(EXERCISE INPUTS Opens)

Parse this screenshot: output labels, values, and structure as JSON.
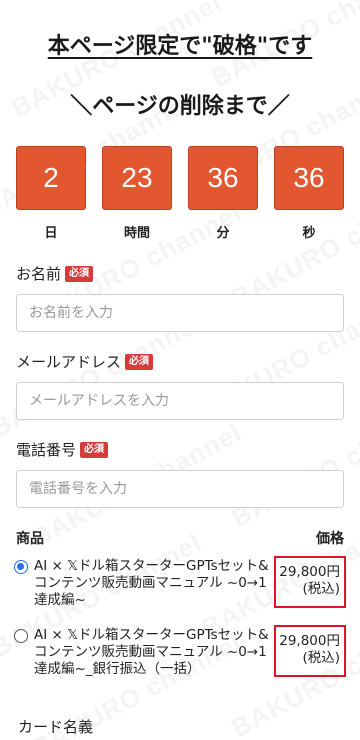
{
  "headline": "本ページ限定で\"破格\"です",
  "countdown_title": "＼ページの削除まで／",
  "countdown": [
    {
      "value": "2",
      "unit": "日"
    },
    {
      "value": "23",
      "unit": "時間"
    },
    {
      "value": "36",
      "unit": "分"
    },
    {
      "value": "36",
      "unit": "秒"
    }
  ],
  "form": {
    "required_badge": "必須",
    "name": {
      "label": "お名前",
      "placeholder": "お名前を入力"
    },
    "email": {
      "label": "メールアドレス",
      "placeholder": "メールアドレスを入力"
    },
    "phone": {
      "label": "電話番号",
      "placeholder": "電話番号を入力"
    }
  },
  "products": {
    "col_product": "商品",
    "col_price": "価格",
    "items": [
      {
        "name": "AI × 𝕏ドル箱スターターGPTsセット&コンテンツ販売動画マニュアル ~0→1達成編~",
        "price": "29,800円",
        "tax": "(税込)",
        "selected": true
      },
      {
        "name": "AI × 𝕏ドル箱スターターGPTsセット&コンテンツ販売動画マニュアル ~0→1達成編~_銀行振込（一括）",
        "price": "29,800円",
        "tax": "(税込)",
        "selected": false
      }
    ]
  },
  "card_holder_label": "カード名義",
  "watermark": "BAKURO channel"
}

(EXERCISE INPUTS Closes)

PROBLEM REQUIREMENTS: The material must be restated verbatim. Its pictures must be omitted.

OUTPUT FOR THIS TASK:
Parse this screenshot: output labels, values, and structure as JSON.
{
  "headline": "本ページ限定で\"破格\"です",
  "countdown_title": "＼ページの削除まで／",
  "countdown": [
    {
      "value": "2",
      "unit": "日"
    },
    {
      "value": "23",
      "unit": "時間"
    },
    {
      "value": "36",
      "unit": "分"
    },
    {
      "value": "36",
      "unit": "秒"
    }
  ],
  "form": {
    "required_badge": "必須",
    "name": {
      "label": "お名前",
      "placeholder": "お名前を入力"
    },
    "email": {
      "label": "メールアドレス",
      "placeholder": "メールアドレスを入力"
    },
    "phone": {
      "label": "電話番号",
      "placeholder": "電話番号を入力"
    }
  },
  "products": {
    "col_product": "商品",
    "col_price": "価格",
    "items": [
      {
        "name": "AI × 𝕏ドル箱スターターGPTsセット&コンテンツ販売動画マニュアル ~0→1達成編~",
        "price": "29,800円",
        "tax": "(税込)",
        "selected": true
      },
      {
        "name": "AI × 𝕏ドル箱スターターGPTsセット&コンテンツ販売動画マニュアル ~0→1達成編~_銀行振込（一括）",
        "price": "29,800円",
        "tax": "(税込)",
        "selected": false
      }
    ]
  },
  "card_holder_label": "カード名義",
  "watermark": "BAKURO channel"
}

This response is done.